Living with cancer: how to eat well
Helping you to cope with common side-effects of cancer and cancer treatment
If you’re living with cancer or having cancer treatment, you might not be able to eat and drink what you are used to, or as much. This can be difficult, especially if you’ve always enjoyed your food and now find mealtimes challenging.
On top of the symptoms caused by cancer itself, treatments such as chemotherapy, radiotherapy and surgery can cause side-effects that make it more difficult to eat normally and absorb what you need from food.
Who is this advice for?
This section of our website is for people living with cancer and those having cancer treatment who not only want to learn about coping with these side-effects but also want advice on a diet and lifestyle that is as healthy as possible.
This is a general guide and is not suitable for people who are eating very little, have lost a lot of weight unintentionally or are receiving palliative care, as they will need specialist information and advice.
If you have completed your treatment or feel able to eat normally, our booklet, Healthy Living After Cancer, has lots of useful information about healthy eating and being active that may be more suitable for you.
If you follow a special diet for another medical condition, such as heart disease, diabetes or renal failure, or have had a colostomy or ileostomy, this website may not be suitable for you. Talk to your doctor or dietitian about safe changes to make to your diet.
What to eat if you have cancer
Eating well generally means eating a diet rich in wholegrains, vegetables, fruit and pulses, with lean meat, fish and lower fat dairy. It also means limiting foods and drinks that are high in added sugar, salt or saturated fat such as butter, cream and cheese. This includes highly processed foods and drinks such as biscuits, crisps, fast foods, ice cream and sugar-sweetened soft drinks (like cola).
In line with our Cancer Prevention Recommendations, we also advise limiting the amount of red meat you eat, and avoiding processed meats (like ham and bacon) and alcoholic drinks.
Alongside advice from your doctor, our tips and recipes can help you get the balance right between coping with the side-effects of cancer, feeling better in yourself, eating well and enjoying your food.
We hope you find our information for people living with cancer useful. Email us at firstname.lastname@example.org with any comments or suggestions.

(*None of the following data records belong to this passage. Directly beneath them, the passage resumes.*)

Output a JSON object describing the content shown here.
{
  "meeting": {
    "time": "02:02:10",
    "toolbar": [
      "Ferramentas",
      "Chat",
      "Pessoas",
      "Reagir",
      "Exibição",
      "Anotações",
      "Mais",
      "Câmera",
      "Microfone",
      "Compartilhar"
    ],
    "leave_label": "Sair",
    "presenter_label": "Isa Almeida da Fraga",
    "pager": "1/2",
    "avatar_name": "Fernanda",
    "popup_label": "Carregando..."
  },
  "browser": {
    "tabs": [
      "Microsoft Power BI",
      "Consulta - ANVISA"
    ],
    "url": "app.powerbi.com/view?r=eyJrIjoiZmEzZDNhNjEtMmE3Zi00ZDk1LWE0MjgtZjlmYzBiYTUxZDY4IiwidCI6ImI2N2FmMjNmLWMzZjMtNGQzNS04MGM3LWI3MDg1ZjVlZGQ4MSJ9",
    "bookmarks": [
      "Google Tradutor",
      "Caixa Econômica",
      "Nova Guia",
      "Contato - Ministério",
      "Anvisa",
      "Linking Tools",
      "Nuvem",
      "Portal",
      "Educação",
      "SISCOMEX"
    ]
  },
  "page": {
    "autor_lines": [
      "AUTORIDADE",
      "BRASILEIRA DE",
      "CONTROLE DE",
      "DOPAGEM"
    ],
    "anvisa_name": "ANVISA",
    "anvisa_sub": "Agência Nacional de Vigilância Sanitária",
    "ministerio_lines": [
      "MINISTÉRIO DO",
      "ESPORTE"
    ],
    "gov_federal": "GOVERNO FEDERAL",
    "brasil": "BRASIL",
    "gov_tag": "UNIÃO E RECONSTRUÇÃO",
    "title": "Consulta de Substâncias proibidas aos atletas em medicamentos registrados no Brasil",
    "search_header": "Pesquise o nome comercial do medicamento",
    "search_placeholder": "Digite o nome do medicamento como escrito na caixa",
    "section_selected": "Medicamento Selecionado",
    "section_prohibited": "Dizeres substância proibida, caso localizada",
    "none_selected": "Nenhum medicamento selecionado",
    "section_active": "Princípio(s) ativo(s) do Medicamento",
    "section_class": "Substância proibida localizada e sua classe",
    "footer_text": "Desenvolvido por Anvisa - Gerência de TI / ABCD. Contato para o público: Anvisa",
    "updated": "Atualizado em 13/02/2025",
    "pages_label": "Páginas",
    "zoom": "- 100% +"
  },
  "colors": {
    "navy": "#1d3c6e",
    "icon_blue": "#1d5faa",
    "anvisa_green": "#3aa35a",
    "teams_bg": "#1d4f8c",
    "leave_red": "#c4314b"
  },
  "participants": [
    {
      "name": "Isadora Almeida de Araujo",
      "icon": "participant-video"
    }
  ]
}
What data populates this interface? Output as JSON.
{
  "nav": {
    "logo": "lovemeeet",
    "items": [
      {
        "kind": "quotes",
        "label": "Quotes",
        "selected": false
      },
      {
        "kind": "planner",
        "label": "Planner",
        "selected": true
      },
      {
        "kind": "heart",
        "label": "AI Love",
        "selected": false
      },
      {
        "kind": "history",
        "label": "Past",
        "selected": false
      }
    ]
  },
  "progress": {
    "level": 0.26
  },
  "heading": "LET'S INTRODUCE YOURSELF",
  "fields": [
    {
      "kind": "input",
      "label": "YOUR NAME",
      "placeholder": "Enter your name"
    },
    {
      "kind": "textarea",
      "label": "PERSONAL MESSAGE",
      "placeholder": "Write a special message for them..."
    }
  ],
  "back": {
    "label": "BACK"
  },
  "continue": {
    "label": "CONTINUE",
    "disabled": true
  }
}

"When going through cancer, eating can be a challenge and knowing what to eat can be very difficult and sometimes confusing. That's why Eat Well During Cancer is an important piece of work which will be a real help to many people living with cancer."- BDA specialist dietitian Deborah Howland